Many of us participating in this event are included in those numbers. But you and I are more than just numbers, aren’t we?!

More important than student flow statistics are the ideas, the insights, the trust and personal growth that have resulted from exchange. 

The key ACHIEVEMENT here has to do with the DIFFERENCE BETWEEN INFORMATION AND UNDERSTANDING. These are not equal. Information is facts and data. You can find those online. Understanding is nuance and insight, which assists decision making, judgement, and effectiveness.

We live in an information age where we have an ABUNDANCE of information about each other, but an increasing DEFICIT in understanding. Information without understanding can be dangerous.

The MOST EFFECTICE way to move from information towards understanding is through INTERACTION WITH PEOPLE and FIRST-HAND EXPERIENCE – this is what happens in education and cultural exchange.

As Doak Barnett, an American scholar who was born and raised in China and spent his entire professional career focused on the country, wrote in the preface of his book, “China’s Far West” back in the 1980s:

“… One must be extremely wary of generalizations about China that are not rooted at least partially in study, observation, and experience at the grass-roots level. Unfortunately, the images of China prevalent in the West have too often lacked such a basis.” 

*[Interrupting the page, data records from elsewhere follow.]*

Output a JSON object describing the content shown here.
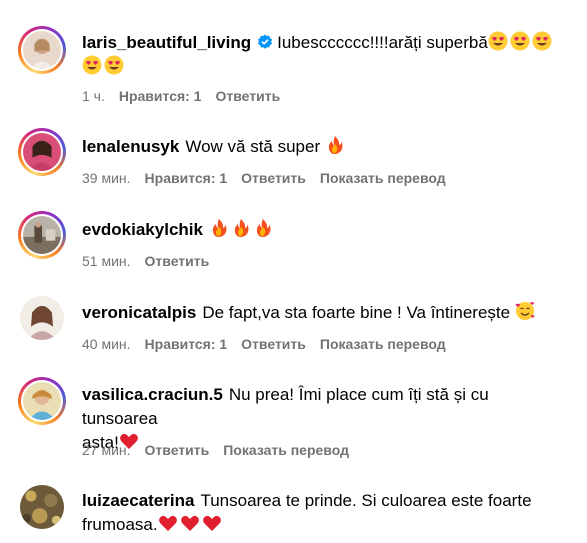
{
  "comments": [
    {
      "username": "laris_beautiful_living",
      "verified": true,
      "text": "Iubescccccc!!!!arăți superbă",
      "emojis": [
        "heart-eyes",
        "heart-eyes",
        "heart-eyes",
        "heart-eyes",
        "heart-eyes"
      ],
      "time": "1 ч.",
      "likes": "Нравится: 1",
      "reply": "Ответить",
      "translate": ""
    },
    {
      "username": "lenalenusyk",
      "text": "Wow vă stă super",
      "emojis": [
        "fire"
      ],
      "time": "39 мин.",
      "likes": "Нравится: 1",
      "reply": "Ответить",
      "translate": "Показать перевод"
    },
    {
      "username": "evdokiakylchik",
      "text": "",
      "emojis": [
        "fire",
        "fire",
        "fire"
      ],
      "time": "51 мин.",
      "likes": "",
      "reply": "Ответить",
      "translate": ""
    },
    {
      "username": "veronicatalpis",
      "text": "De fapt,va sta foarte bine ! Va întinerește",
      "emojis": [
        "smiling-hearts"
      ],
      "time": "40 мин.",
      "likes": "Нравится: 1",
      "reply": "Ответить",
      "translate": "Показать перевод"
    },
    {
      "username": "vasilica.craciun.5",
      "text_line1": "Nu prea! Îmi place cum îți stă și cu tunsoarea",
      "text_line2": "asta!",
      "emojis": [
        "red-heart"
      ],
      "time": "27 мин.",
      "likes": "",
      "reply": "Ответить",
      "translate": "Показать перевод"
    },
    {
      "username": "luizaecaterina",
      "text_line1": "Tunsoarea te prinde. Si culoarea este foarte",
      "text_line2": "frumoasa.",
      "emojis": [
        "red-heart",
        "red-heart",
        "red-heart"
      ]
    }
  ],
  "colors": {
    "meta_text": "#737373",
    "verified_badge": "#0095f6"
  }
}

This is STILL TRUE today. And I would argue that this is just as true for China’s need to understand the United States, especially during this period of turbulent change. 

  • What has worked?

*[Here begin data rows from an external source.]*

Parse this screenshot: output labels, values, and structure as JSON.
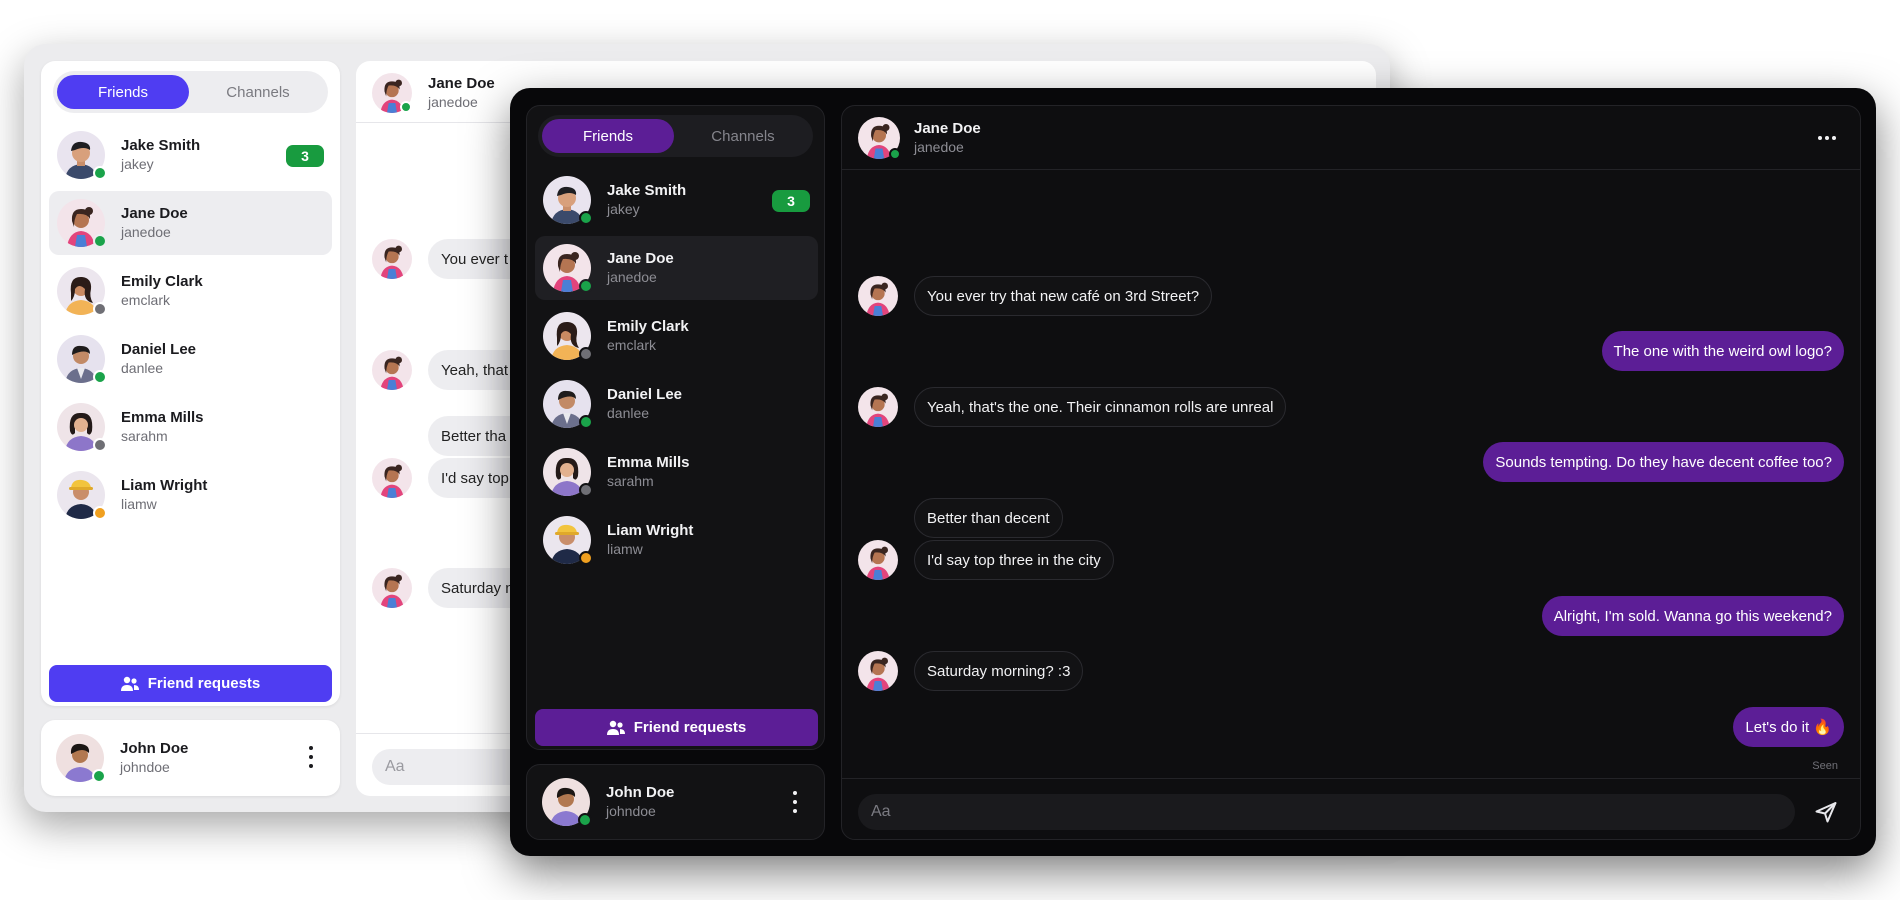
{
  "colors": {
    "light_accent": "#4f3df2",
    "dark_accent": "#5c1e96",
    "status_online": "#1aa34a",
    "status_offline": "#6f6f75",
    "status_away": "#f0a020",
    "badge": "#189b3f"
  },
  "light": {
    "tabs": {
      "friends": "Friends",
      "channels": "Channels"
    },
    "friends": [
      {
        "name": "Jake Smith",
        "username": "jakey",
        "badge": "3",
        "status": "online"
      },
      {
        "name": "Jane Doe",
        "username": "janedoe",
        "status": "online",
        "selected": true
      },
      {
        "name": "Emily Clark",
        "username": "emclark",
        "status": "offline"
      },
      {
        "name": "Daniel Lee",
        "username": "danlee",
        "status": "online"
      },
      {
        "name": "Emma Mills",
        "username": "sarahm",
        "status": "offline"
      },
      {
        "name": "Liam Wright",
        "username": "liamw",
        "status": "away"
      }
    ],
    "friend_requests_label": "Friend requests",
    "current_user": {
      "name": "John Doe",
      "username": "johndoe"
    },
    "chat_header": {
      "name": "Jane Doe",
      "username": "janedoe"
    },
    "messages_visible": [
      "You ever t",
      "Yeah, that",
      "Better tha",
      "I'd say top",
      "Saturday m"
    ],
    "input_placeholder": "Aa"
  },
  "dark": {
    "tabs": {
      "friends": "Friends",
      "channels": "Channels"
    },
    "friends": [
      {
        "name": "Jake Smith",
        "username": "jakey",
        "badge": "3",
        "status": "online"
      },
      {
        "name": "Jane Doe",
        "username": "janedoe",
        "status": "online",
        "selected": true
      },
      {
        "name": "Emily Clark",
        "username": "emclark",
        "status": "offline"
      },
      {
        "name": "Daniel Lee",
        "username": "danlee",
        "status": "online"
      },
      {
        "name": "Emma Mills",
        "username": "sarahm",
        "status": "offline"
      },
      {
        "name": "Liam Wright",
        "username": "liamw",
        "status": "away"
      }
    ],
    "friend_requests_label": "Friend requests",
    "current_user": {
      "name": "John Doe",
      "username": "johndoe"
    },
    "chat_header": {
      "name": "Jane Doe",
      "username": "janedoe"
    },
    "messages": [
      {
        "from": "them",
        "text": "You ever try that new café on 3rd Street?"
      },
      {
        "from": "me",
        "text": "The one with the weird owl logo?"
      },
      {
        "from": "them",
        "text": "Yeah, that's the one. Their cinnamon rolls are unreal"
      },
      {
        "from": "me",
        "text": "Sounds tempting. Do they have decent coffee too?"
      },
      {
        "from": "them",
        "text": "Better than decent"
      },
      {
        "from": "them",
        "text": "I'd say top three in the city"
      },
      {
        "from": "me",
        "text": "Alright, I'm sold. Wanna go this weekend?"
      },
      {
        "from": "them",
        "text": "Saturday morning? :3"
      },
      {
        "from": "me",
        "text": "Let's do it 🔥"
      }
    ],
    "seen_label": "Seen",
    "input_placeholder": "Aa"
  }
}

Most fundamentally, OPENNESS and practical policies that support the movement of people and ideas are the keys to what has worked.

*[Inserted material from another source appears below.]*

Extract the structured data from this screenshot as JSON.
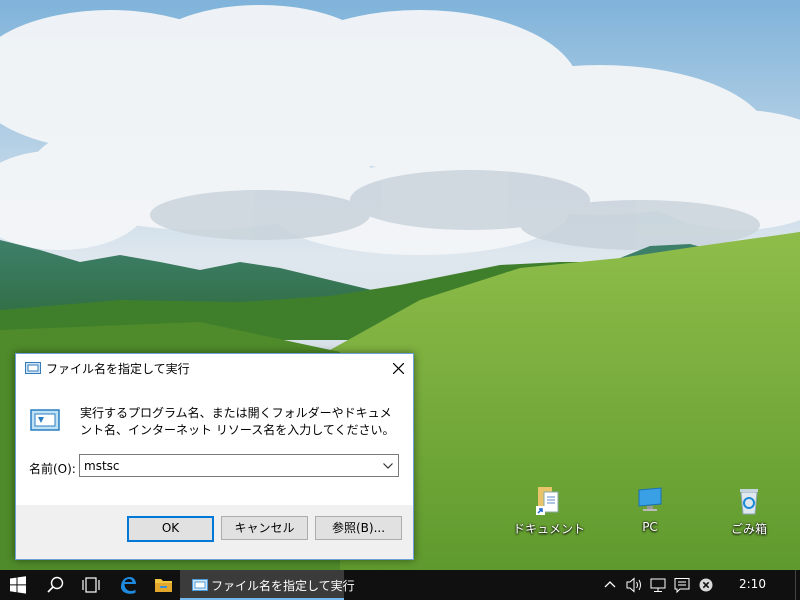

Openness is better than closedness because it supports the flow of people and promotes the mutual understanding I have been describing.

Both China and the US know from our own histories that GREAT, CONFIDENT countries tend to be more OPEN. We have flourished when we have been most open. Fearful, insecure countries tend to be more CLOSED. They do not prosper over time.

After COVID let’s up, I recommend we re-double our efforts to STRENGTHEN OPENNESS, especially where it has to do with education and culture exchange.

  • Finally, lessons for the future.

So we must protect and advance the flow of people. As the US-China bilateral relationship appears to be coming more competitive and, in some areas, more contentious, there will be pressure for this space to tighten. 

We will need to choose “STRATEGIC OASES” in our relationship, areas that can promote understanding and that set a floor in our relationship. 

To do this, I have a few practical suggestions:

First, TOP-DOWN: 

We will need to create a supportive environment:

  1. We will need high-level political signaling and support for education and cultural exchange, like when President Xi visited high school students in Chicago and Takoma. And when then-Vice president Joe Biden played basketball with students outside of Chengdu.
  2. In addition, let’s make sure a new high-level dialogue mechanism, like SED, affirms the importance of People-to-People exchange. I hope that both governments will re-constitute such a mechanism.
  3. And we will need practical policy support that facilitates openness – travel, study, and research. VISA policy is key to this.

Secondly, BOTTOM-UP: 

  1. We need to strengthen exchange at local levels in both countries: University programs, mayors, governors, communities, and non-profits. I am on the board of the United States Heartland China Association. We are seeing incredible appetite to engage. This needs to be encouraged and supported.
  2. We need to promote more areas of practical cooperation at local levels: to make specific   broad areas around climate, public health, education and commerce.
  3. And we need more events like this that promote and educate the general public. The general population in both the US and China need to understand that the relationship can work to their benefit.

Given public opinion in both countries, this will not be easy, but it is ESSENTIAL. 

I suggest we use a clear-eyed, PRAGMATIC approach. Our people make up the foundation of getting the relationship RIGHT – not simply because it’s nice, but because its necessary. Preserving, protecting, and advancing education and people-to-people ties will becoming increasingly important. 

Thank you!